“She became a paratrooper and led National Guard units in Desert Storm and came home with a Bronze Star.
“I prepared all our National Guard veterans to go to Desert Storm in the event they were called.
“Joy and I were the first mother-daughter members of any National Guard service in the country, including the first mother-daughter members of the Women’s Memorial in Arlington, Virginia.
“I took 15 courses to be the first disaster nurse certified by the Red Cross in West Virginia and guard’s first Occupational Health and Safety Officer.
“I helped start hospice, training the first group of volunteers, and I coordinated the first healthy baby conference in Preston County for the state and received the health education award.
“After hospice work, Jim Caudill, my eye doctor, asked me to go with him on a medical mission with the National Guard to Honduras.
“I paid my way to go. It cost about $3,000.
“The people we served would make things for us. [She holds up one of several needlepoint pieces embroidered in Spanish.] I told them, ‘You need to tell me what this says.’ It said, ‘We will not forget you.’
“I lost my last son after heart surgery at WVU when he was 3 months old. I was challenged physically and financially to raise a 6-, 4- and 2-year-old, but I did it.
“I worked in Head Start and Follow Through when it started and for the Monongalia health department.
“I was hired here as a community health minister for two years. I had a medical lending closet to talk to anyone about any kind of health problem.
“They realized that I was pretty strong at doing what the ministers did. As a result, my position was phased out, and they hired a full time minister. Based here at St. Mark’s, I still do volunteer work for the Methodist churches as their community health minister. But I’m working as a volunteer now.
“In 2004, I was promoted to a full colonel. Getting to be a colonel was a challenge in a male military facility where there weren’t other female officers until later.
“Being a woman in the health care field made the difference.

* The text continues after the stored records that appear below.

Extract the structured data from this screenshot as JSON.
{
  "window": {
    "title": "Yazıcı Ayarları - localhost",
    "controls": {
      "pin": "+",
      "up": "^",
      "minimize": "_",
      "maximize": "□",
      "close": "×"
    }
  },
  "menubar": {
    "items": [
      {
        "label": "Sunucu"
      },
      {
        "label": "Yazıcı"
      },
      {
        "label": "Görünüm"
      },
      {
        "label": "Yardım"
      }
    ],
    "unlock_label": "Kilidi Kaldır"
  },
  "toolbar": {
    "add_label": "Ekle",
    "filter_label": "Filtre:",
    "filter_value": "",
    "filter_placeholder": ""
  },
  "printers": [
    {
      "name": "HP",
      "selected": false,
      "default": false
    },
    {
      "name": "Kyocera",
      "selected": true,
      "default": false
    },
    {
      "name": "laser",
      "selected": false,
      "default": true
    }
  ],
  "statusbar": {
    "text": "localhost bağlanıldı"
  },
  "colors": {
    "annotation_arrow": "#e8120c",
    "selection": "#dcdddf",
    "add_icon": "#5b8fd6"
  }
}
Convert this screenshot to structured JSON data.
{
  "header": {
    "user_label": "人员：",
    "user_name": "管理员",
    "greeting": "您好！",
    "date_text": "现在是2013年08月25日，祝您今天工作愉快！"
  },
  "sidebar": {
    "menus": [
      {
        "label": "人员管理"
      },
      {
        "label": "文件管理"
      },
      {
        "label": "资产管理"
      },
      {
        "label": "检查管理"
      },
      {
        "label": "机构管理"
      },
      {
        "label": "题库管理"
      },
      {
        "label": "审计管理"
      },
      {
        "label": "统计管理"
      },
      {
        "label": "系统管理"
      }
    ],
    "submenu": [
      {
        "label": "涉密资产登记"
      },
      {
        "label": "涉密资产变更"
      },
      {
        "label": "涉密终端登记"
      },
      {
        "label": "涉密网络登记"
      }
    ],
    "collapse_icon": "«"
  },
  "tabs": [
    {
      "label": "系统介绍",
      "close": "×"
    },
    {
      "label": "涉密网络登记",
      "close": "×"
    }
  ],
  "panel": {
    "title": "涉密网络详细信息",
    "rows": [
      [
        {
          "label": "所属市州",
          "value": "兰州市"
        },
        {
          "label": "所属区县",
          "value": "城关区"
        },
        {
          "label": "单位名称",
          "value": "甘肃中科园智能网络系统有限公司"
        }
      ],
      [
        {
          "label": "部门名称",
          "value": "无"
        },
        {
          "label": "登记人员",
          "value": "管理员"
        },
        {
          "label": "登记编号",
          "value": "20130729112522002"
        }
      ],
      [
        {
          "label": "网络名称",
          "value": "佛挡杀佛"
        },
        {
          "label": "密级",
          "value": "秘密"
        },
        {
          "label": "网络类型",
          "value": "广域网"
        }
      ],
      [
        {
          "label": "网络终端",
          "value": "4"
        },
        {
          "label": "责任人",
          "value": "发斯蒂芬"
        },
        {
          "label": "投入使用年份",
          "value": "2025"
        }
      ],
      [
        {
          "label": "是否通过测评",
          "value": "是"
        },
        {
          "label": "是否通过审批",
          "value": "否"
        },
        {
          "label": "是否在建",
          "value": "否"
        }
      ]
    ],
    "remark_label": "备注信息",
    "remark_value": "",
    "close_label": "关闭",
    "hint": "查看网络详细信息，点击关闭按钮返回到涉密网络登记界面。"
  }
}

That was my ticket, because from leaving the military, I went on to do all these other positive things.
“Through our medical outreach program, we see 4,000 patients in two weeks and do 400 cataract removals.

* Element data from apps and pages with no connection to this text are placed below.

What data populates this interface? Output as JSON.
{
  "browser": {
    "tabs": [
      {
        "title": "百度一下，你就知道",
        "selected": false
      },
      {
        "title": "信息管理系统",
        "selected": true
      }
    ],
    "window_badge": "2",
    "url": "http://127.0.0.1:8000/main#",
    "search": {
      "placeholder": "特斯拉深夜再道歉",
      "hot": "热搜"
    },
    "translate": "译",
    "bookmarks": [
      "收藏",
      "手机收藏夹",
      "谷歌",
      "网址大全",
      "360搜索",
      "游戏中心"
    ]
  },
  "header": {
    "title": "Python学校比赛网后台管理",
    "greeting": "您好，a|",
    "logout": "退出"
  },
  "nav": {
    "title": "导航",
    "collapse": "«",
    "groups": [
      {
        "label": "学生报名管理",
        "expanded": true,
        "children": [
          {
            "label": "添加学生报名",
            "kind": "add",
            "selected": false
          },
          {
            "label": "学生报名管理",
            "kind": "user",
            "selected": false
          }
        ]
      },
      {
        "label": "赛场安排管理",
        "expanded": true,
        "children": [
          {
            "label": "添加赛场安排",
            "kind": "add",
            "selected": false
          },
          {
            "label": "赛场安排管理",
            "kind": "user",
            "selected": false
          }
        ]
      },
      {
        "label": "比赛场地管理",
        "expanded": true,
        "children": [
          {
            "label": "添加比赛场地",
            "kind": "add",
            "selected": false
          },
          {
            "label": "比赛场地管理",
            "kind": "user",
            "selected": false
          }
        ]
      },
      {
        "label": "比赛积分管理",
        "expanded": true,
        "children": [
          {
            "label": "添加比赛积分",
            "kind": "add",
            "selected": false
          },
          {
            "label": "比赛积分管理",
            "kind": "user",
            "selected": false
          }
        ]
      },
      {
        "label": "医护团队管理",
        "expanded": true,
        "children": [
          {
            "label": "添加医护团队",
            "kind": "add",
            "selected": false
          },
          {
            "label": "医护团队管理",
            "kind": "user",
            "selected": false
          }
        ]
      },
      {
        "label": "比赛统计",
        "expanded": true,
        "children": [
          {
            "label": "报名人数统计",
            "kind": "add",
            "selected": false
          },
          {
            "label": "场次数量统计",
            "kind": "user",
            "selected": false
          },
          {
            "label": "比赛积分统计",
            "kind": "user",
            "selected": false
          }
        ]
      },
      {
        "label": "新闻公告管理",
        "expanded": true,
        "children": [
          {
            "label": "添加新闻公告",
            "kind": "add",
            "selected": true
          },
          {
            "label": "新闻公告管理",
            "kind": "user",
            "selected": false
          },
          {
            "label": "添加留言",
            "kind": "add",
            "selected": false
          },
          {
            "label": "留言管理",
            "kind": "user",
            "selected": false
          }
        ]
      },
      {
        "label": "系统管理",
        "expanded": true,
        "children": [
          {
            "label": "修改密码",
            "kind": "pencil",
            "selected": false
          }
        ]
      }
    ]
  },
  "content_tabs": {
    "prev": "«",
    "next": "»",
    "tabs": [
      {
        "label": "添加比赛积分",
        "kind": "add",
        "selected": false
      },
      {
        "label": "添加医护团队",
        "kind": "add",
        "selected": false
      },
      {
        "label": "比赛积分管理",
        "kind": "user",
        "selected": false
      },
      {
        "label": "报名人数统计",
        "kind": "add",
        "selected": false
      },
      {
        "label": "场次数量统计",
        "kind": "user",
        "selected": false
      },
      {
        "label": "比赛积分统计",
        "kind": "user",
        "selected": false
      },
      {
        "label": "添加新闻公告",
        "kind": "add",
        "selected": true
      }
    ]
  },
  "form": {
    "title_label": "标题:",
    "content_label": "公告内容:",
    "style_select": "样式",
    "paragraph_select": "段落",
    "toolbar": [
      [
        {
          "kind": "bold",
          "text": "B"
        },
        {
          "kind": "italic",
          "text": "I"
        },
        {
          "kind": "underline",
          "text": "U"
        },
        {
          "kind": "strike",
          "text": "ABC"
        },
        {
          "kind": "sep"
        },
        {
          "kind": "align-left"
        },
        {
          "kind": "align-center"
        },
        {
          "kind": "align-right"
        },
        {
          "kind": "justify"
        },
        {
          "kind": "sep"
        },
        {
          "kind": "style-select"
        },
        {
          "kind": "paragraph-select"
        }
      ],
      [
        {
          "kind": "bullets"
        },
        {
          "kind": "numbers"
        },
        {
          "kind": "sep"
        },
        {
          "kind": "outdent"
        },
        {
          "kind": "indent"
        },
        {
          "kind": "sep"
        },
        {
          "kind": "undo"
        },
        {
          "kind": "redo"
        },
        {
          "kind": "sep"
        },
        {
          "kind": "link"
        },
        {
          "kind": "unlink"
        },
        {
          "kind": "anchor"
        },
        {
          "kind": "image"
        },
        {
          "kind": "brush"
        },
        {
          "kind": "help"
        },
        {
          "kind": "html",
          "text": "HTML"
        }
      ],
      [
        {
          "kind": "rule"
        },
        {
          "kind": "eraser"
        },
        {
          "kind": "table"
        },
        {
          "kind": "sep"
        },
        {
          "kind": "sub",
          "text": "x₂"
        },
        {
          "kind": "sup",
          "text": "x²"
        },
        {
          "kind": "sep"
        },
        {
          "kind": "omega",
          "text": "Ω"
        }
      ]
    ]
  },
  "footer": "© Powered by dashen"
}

“I worked with Dr. Dennis Sparks as the medical disaster chair for the West Virginia Council of Churches.
“Thirty-third Street belongs to CAMC. When I moved here and CAMC started tearing down houses, they talked to landscaper Tom Vasale about landscaping on 33rd Street. We put in the roses by the steps.
“Hospital workers shouldn’t have been out there in their scrubs sitting on the dirty steps and carrying germs back to the patients. That stopped when the CEO came over and sat on my porch.
“My life has been good. The challenges were tough sometimes. I’m a 35-year breast cancer survivor. Raising three children through all of this wasn’t easy.
“I lost two of my significant others. I was getting ready to go with Dr. Harrison to San Diego when he died of a heart attack on the plane. So my personal relationships haven’t survived.
“When John Denver came to WVU to sing ‘Country Roads’ at the first game in the new stadium, he gave us a Christian CD. Our patients there have a preliminary week before we start our day of surgery. They know John Denver’s music and they sing it loud and clear.
“We work with four different groups in medical outreach and we do Christmas bags for the veterans.
“I’ve worked with FEMA and VOAD and did all the immunizations. Before other places got certified, we did probably 1,000,000 immunizations.
“Monty Brown, our [retired] pastor, put a big sign out front that said ‘Come get your flu vaccine here. Best stick in town.’
“I worked with 4-H camps and Manna Meal and volunteered at the Clay Center, Covenant House and the National Youth Science Camp.
“In 2014, I received the Jefferson Award for Public Service, our equivalent to the Nobel Peace Prize, for my volunteer work.
“My life has been enriched by the experiences I’ve had the people I’ve met in this special state. I’ve never once regretted living here. Home is West Virginia and West Virginia is home.”